» WORK ITEM: Read through the records below and copy each line that uses the word "Съемный".

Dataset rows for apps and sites

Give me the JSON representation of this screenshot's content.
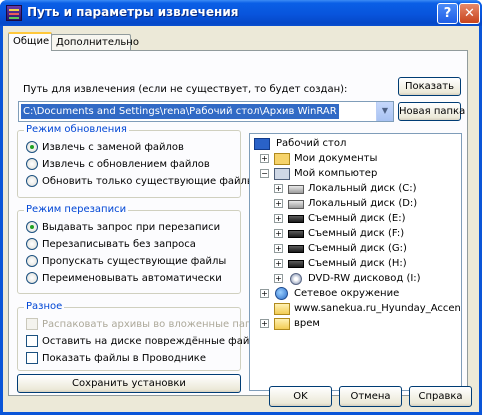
{
  "window": {
    "title": "Путь и параметры извлечения",
    "help_glyph": "?",
    "close_glyph": "✕"
  },
  "tabs": [
    {
      "label": "Общие",
      "selected": true
    },
    {
      "label": "Дополнительно",
      "selected": false
    }
  ],
  "path": {
    "label": "Путь для извлечения (если не существует, то будет создан):",
    "value": "C:\\Documents and Settings\\rena\\Рабочий стол\\Архив WinRAR",
    "show_button": "Показать",
    "new_folder_button": "Новая папка"
  },
  "update_mode": {
    "title": "Режим обновления",
    "options": [
      {
        "label": "Извлечь с заменой файлов",
        "selected": true
      },
      {
        "label": "Извлечь с обновлением файлов",
        "selected": false
      },
      {
        "label": "Обновить только существующие файлы",
        "selected": false
      }
    ]
  },
  "overwrite_mode": {
    "title": "Режим перезаписи",
    "options": [
      {
        "label": "Выдавать запрос при перезаписи",
        "selected": true
      },
      {
        "label": "Перезаписывать без запроса",
        "selected": false
      },
      {
        "label": "Пропускать существующие файлы",
        "selected": false
      },
      {
        "label": "Переименовывать автоматически",
        "selected": false
      }
    ]
  },
  "misc": {
    "title": "Разное",
    "options": [
      {
        "label": "Распаковать архивы во вложенные папки",
        "checked": false,
        "disabled": true
      },
      {
        "label": "Оставить на диске повреждённые файлы",
        "checked": false,
        "disabled": false
      },
      {
        "label": "Показать файлы в Проводнике",
        "checked": false,
        "disabled": false
      }
    ]
  },
  "save_button": "Сохранить установки",
  "tree": {
    "nodes": [
      {
        "label": "Рабочий стол",
        "icon": "desktop-icon",
        "expander": ""
      },
      {
        "label": "Мои документы",
        "icon": "folder-documents-icon",
        "expander": "+"
      },
      {
        "label": "Мой компьютер",
        "icon": "computer-icon",
        "expander": "−"
      },
      {
        "label": "Локальный диск (C:)",
        "icon": "hard-disk-icon",
        "expander": "+"
      },
      {
        "label": "Локальный диск (D:)",
        "icon": "hard-disk-icon",
        "expander": "+"
      },
      {
        "label": "Съемный диск (E:)",
        "icon": "removable-disk-icon",
        "expander": "+"
      },
      {
        "label": "Съемный диск (F:)",
        "icon": "removable-disk-icon",
        "expander": "+"
      },
      {
        "label": "Съемный диск (G:)",
        "icon": "removable-disk-icon",
        "expander": "+"
      },
      {
        "label": "Съемный диск (H:)",
        "icon": "removable-disk-icon",
        "expander": "+"
      },
      {
        "label": "DVD-RW дисковод (I:)",
        "icon": "dvd-drive-icon",
        "expander": "+"
      },
      {
        "label": "Сетевое окружение",
        "icon": "network-icon",
        "expander": "+"
      },
      {
        "label": "www.sanekua.ru_Hyunday_Accent",
        "icon": "folder-icon",
        "expander": ""
      },
      {
        "label": "врем",
        "icon": "folder-icon",
        "expander": "+"
      }
    ]
  },
  "buttons": {
    "ok": "OK",
    "cancel": "Отмена",
    "help": "Справка"
  }
}
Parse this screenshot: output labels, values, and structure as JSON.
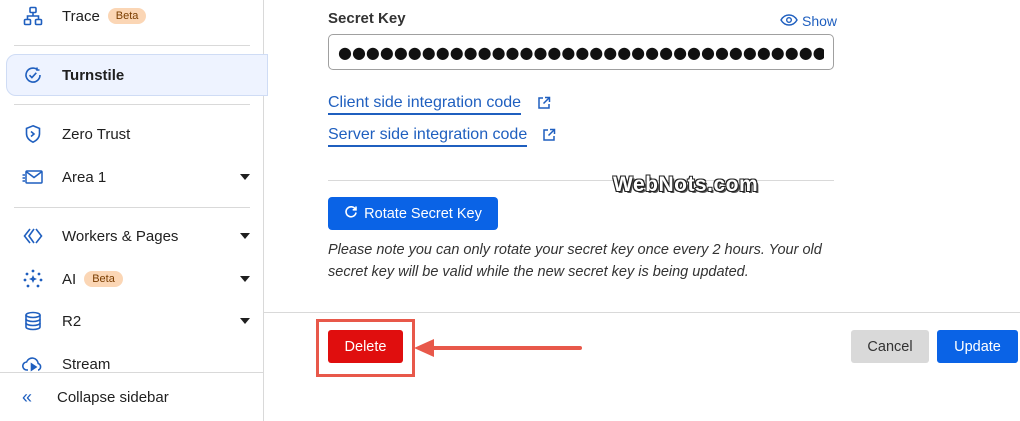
{
  "sidebar": {
    "items": [
      {
        "label": "Trace",
        "badge": "Beta",
        "icon": "sitemap-icon"
      },
      {
        "label": "Turnstile",
        "icon": "turnstile-icon",
        "active": true
      },
      {
        "label": "Zero Trust",
        "icon": "shield-icon"
      },
      {
        "label": "Area 1",
        "icon": "mail-icon",
        "expandable": true
      },
      {
        "label": "Workers & Pages",
        "icon": "workers-icon",
        "expandable": true
      },
      {
        "label": "AI",
        "badge": "Beta",
        "icon": "ai-sparkle-icon",
        "expandable": true
      },
      {
        "label": "R2",
        "icon": "database-icon",
        "expandable": true
      },
      {
        "label": "Stream",
        "icon": "cloud-play-icon"
      }
    ],
    "collapse_label": "Collapse sidebar"
  },
  "secret": {
    "label": "Secret Key",
    "show_label": "Show",
    "value": "●●●●●●●●●●●●●●●●●●●●●●●●●●●●●●●●●●●"
  },
  "links": {
    "client": "Client side integration code",
    "server": "Server side integration code"
  },
  "watermark": "WebNots.com",
  "rotate": {
    "label": "Rotate Secret Key",
    "note": "Please note you can only rotate your secret key once every 2 hours. Your old secret key will be valid while the new secret key is being updated."
  },
  "actions": {
    "delete": "Delete",
    "cancel": "Cancel",
    "update": "Update"
  },
  "colors": {
    "primary": "#0a63e6",
    "danger": "#e00e0e",
    "highlight": "#e8584a",
    "badge_bg": "#fbd6b5"
  }
}
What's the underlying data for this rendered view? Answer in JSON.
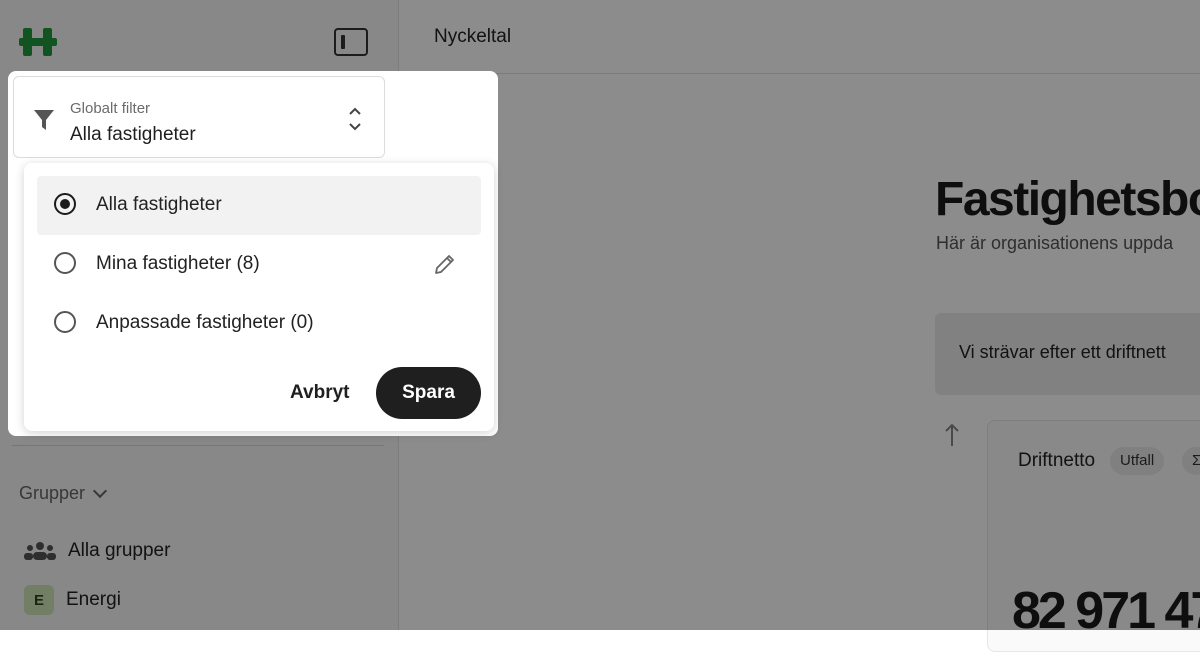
{
  "topbar": {
    "title": "Nyckeltal"
  },
  "main": {
    "title": "Fastighetsbo",
    "subtitle": "Här är organisationens uppda",
    "info_text": "Vi strävar efter ett driftnett",
    "card": {
      "title": "Driftnetto",
      "badge_outcome": "Utfall",
      "badge_sigma": "Σ",
      "value": "82 971 47"
    }
  },
  "sidebar": {
    "groups_label": "Grupper",
    "groups": [
      {
        "label": "Alla grupper",
        "icon": "people-icon"
      },
      {
        "label": "Energi",
        "badge": "E"
      }
    ]
  },
  "filter": {
    "caption": "Globalt filter",
    "value": "Alla fastigheter",
    "options": [
      {
        "label": "Alla fastigheter",
        "selected": true
      },
      {
        "label": "Mina fastigheter (8)",
        "selected": false,
        "editable": true
      },
      {
        "label": "Anpassade fastigheter (0)",
        "selected": false
      }
    ],
    "cancel_label": "Avbryt",
    "save_label": "Spara"
  },
  "colors": {
    "logo_green": "#1f9a3c",
    "primary_button": "#1f1f1f",
    "energy_badge": "#cfe8b9"
  }
}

» ANSWER FOR THE TASK:
        "label": "Съемный диск (E:)",
        "label": "Съемный диск (F:)",
        "label": "Съемный диск (G:)",
        "label": "Съемный диск (H:)",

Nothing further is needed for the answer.